While automotive companies asking investors for cash back to support operations is a standard part of the negotiating process, Tesla has repeatedly said it doesn't need the cash. However, the Sunday memo, in which the company asked investors to return a "meaningful amount of money of its payments since 2016," suggests otherwise and leaves market watchers wondering if Tesla is being truthful about its cash position.
The company lost about $2 billion last year and burned about $3.4 billion in cash after capital investments. At the end of March, Tesla had about $2.7 billion in cash.
Tesla CEO Elon Musk responded to the report in a tweet on Monday, saying, "Only costs that actually apply to Q3 & beyond will be counted. It would not be correct to apply historical cost savings to current quarter."
The company later released a longer statement explaining the move. "We asked fewer than 10 suppliers for a reduction in total capex project spend for long-term projects that began in 2016 but are still not complete, and any changes with these suppliers would improve our future cash flows, but not impact our ability to achieve profitability in Q3,” it said.
But Jamie Albertine, an automotive analyst who tracks Tesla, said, "They cannot achieve profitability in the third quarter with one-time windfalls."
"If that’s what this ends up qualifying as, the market will absolutely sell off on that news. It will view its profitability as unsustainable.
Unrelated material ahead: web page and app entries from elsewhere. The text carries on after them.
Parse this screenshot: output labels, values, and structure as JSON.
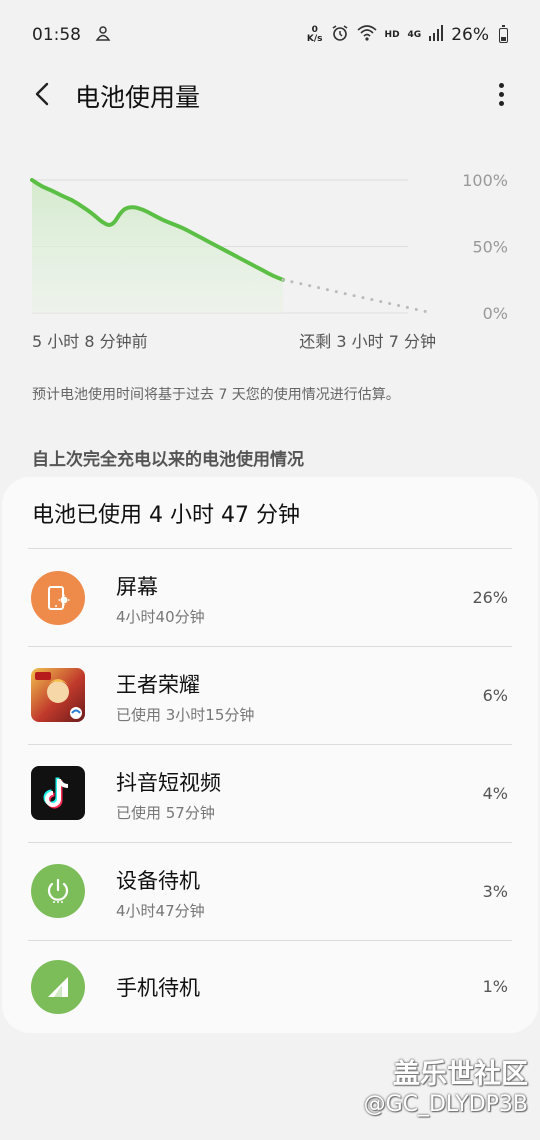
{
  "status_bar": {
    "time": "01:58",
    "net_speed_value": "0",
    "net_speed_unit": "K/s",
    "hd": "HD",
    "network": "4G",
    "battery": "26%"
  },
  "header": {
    "title": "电池使用量"
  },
  "chart_data": {
    "type": "line",
    "y_ticks": [
      "100%",
      "50%",
      "0%"
    ],
    "ylim": [
      0,
      100
    ],
    "x_start_label": "5 小时 8 分钟前",
    "x_end_label": "还剩 3 小时 7 分钟",
    "series": [
      {
        "style": "solid",
        "color": "#5cbf45",
        "values": [
          100,
          95,
          92,
          88,
          85,
          80,
          75,
          68,
          65,
          78,
          80,
          78,
          74,
          70,
          67,
          64,
          60,
          56,
          52,
          48,
          44,
          40,
          36,
          32,
          28,
          25
        ]
      },
      {
        "style": "dotted",
        "color": "#bbbbbb",
        "values": [
          25,
          20,
          15,
          10,
          5,
          0
        ]
      }
    ]
  },
  "note": "预计电池使用时间将基于过去 7 天您的使用情况进行估算。",
  "section_title": "自上次完全充电以来的电池使用情况",
  "card": {
    "title": "电池已使用 4 小时 47 分钟",
    "items": [
      {
        "name": "屏幕",
        "sub": "4小时40分钟",
        "pct": "26%",
        "icon": "screen-icon",
        "color": "#ee8a4a"
      },
      {
        "name": "王者荣耀",
        "sub": "已使用 3小时15分钟",
        "pct": "6%",
        "icon": "honor-of-kings-app-icon",
        "color": "#c0392b"
      },
      {
        "name": "抖音短视频",
        "sub": "已使用 57分钟",
        "pct": "4%",
        "icon": "douyin-app-icon",
        "color": "#111111"
      },
      {
        "name": "设备待机",
        "sub": "4小时47分钟",
        "pct": "3%",
        "icon": "power-icon",
        "color": "#7cbd5a"
      },
      {
        "name": "手机待机",
        "sub": "",
        "pct": "1%",
        "icon": "signal-icon",
        "color": "#7cbd5a"
      }
    ]
  },
  "watermark": {
    "line1": "盖乐世社区",
    "line2": "@GC_DLYDP3B"
  }
}
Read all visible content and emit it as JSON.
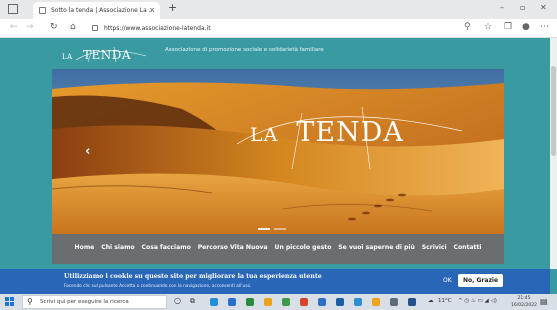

That’s the key risk," he said Monday on "Closing Bell. "
Still, his firm, Consumer Edge Research, gave the stock an overweight rating.
"We're optimistic," he said.
Analysts broke down a few things Tesla will need to do to persuade Wall Street that it will be profitable.
Colin Rusch, Wall Street analyst at Oppenheimer, who specializes in technology, said the No. 1 thing the company can do is increase its gross margin — "particularly on the Model 3, toward their target levels," he said Monday on "Closing Bell."
In the second quarter, Tesla produced more than 28,000 Model 3 sedans, a number that was triple the prior quarter. Still, many investors wonder if that was a one-off or if the company can continue producing a higher output rate.
Since the company's IPO eight years ago, Tesla has only had two profitable quarters.
Tesla can also illustrate its worth to investors by showing what it's doing with its working capital.
"They’ve had a positive working capital," Rusch said. "As they ramp up, they need to continue to show that that’s the case."
Tesla needs to "show that they've got enough runway on their short-term cash to meet their needs over the next 12 months," Rusch said.
"The thing that we're looking at are the 2019 SolarCity bonds that are due in November and where those are trading," he said. "We think that's a real indication of what the credit markets are looking at. And those are down. They're yielding 10 percent right now. I think that suggests there's an awful lot of concern around the liquidity for this organization."